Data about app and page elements
● ● ●

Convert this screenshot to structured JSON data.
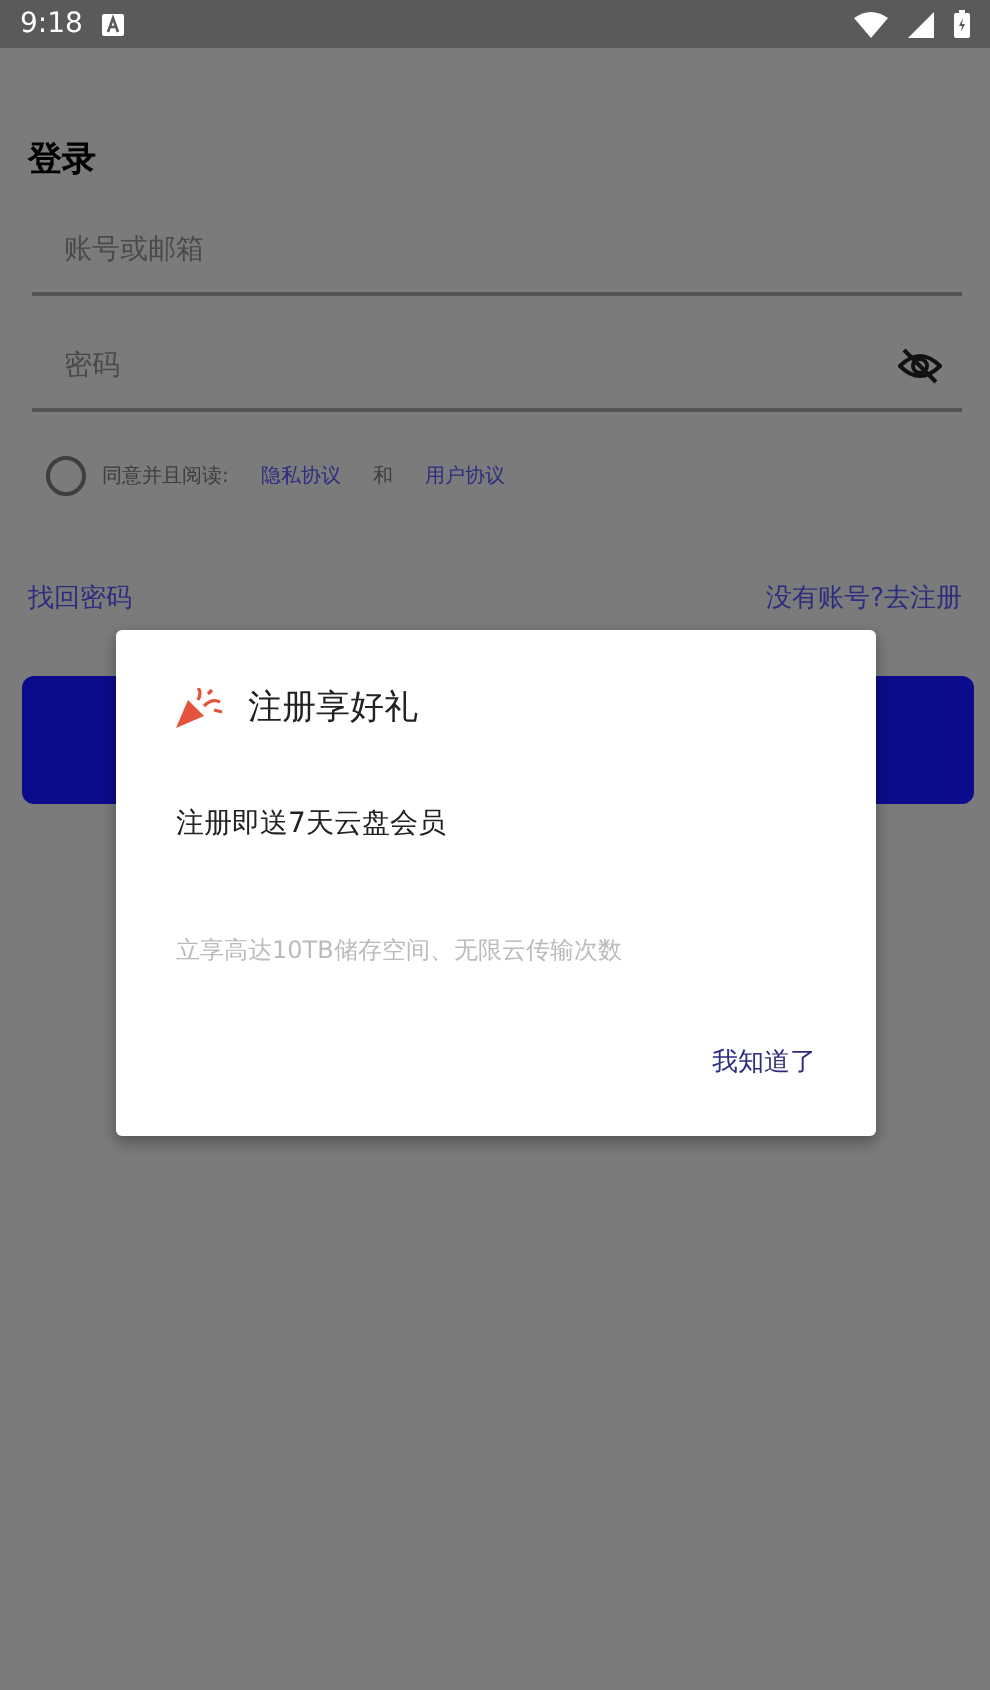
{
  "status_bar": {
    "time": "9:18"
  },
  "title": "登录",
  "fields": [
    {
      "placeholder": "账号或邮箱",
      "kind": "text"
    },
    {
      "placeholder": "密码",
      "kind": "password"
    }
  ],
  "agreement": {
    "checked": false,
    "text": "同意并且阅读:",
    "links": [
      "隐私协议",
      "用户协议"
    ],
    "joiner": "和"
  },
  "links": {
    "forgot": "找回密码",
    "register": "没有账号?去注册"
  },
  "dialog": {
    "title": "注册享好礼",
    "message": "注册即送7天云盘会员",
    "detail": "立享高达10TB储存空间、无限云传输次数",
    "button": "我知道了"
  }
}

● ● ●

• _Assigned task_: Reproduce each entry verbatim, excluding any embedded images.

• _Output of the exercise_:
Convert this screenshot to structured JSON data.
{
  "status_bar": {
    "time": "9:18"
  },
  "title": "登录",
  "fields": [
    {
      "placeholder": "账号或邮箱",
      "kind": "text"
    },
    {
      "placeholder": "密码",
      "kind": "password"
    }
  ],
  "agreement": {
    "checked": false,
    "text": "同意并且阅读:",
    "links": [
      "隐私协议",
      "用户协议"
    ],
    "joiner": "和"
  },
  "links": {
    "forgot": "找回密码",
    "register": "没有账号?去注册"
  },
  "dialog": {
    "title": "注册享好礼",
    "message": "注册即送7天云盘会员",
    "detail": "立享高达10TB储存空间、无限云传输次数",
    "button": "我知道了"
  }
}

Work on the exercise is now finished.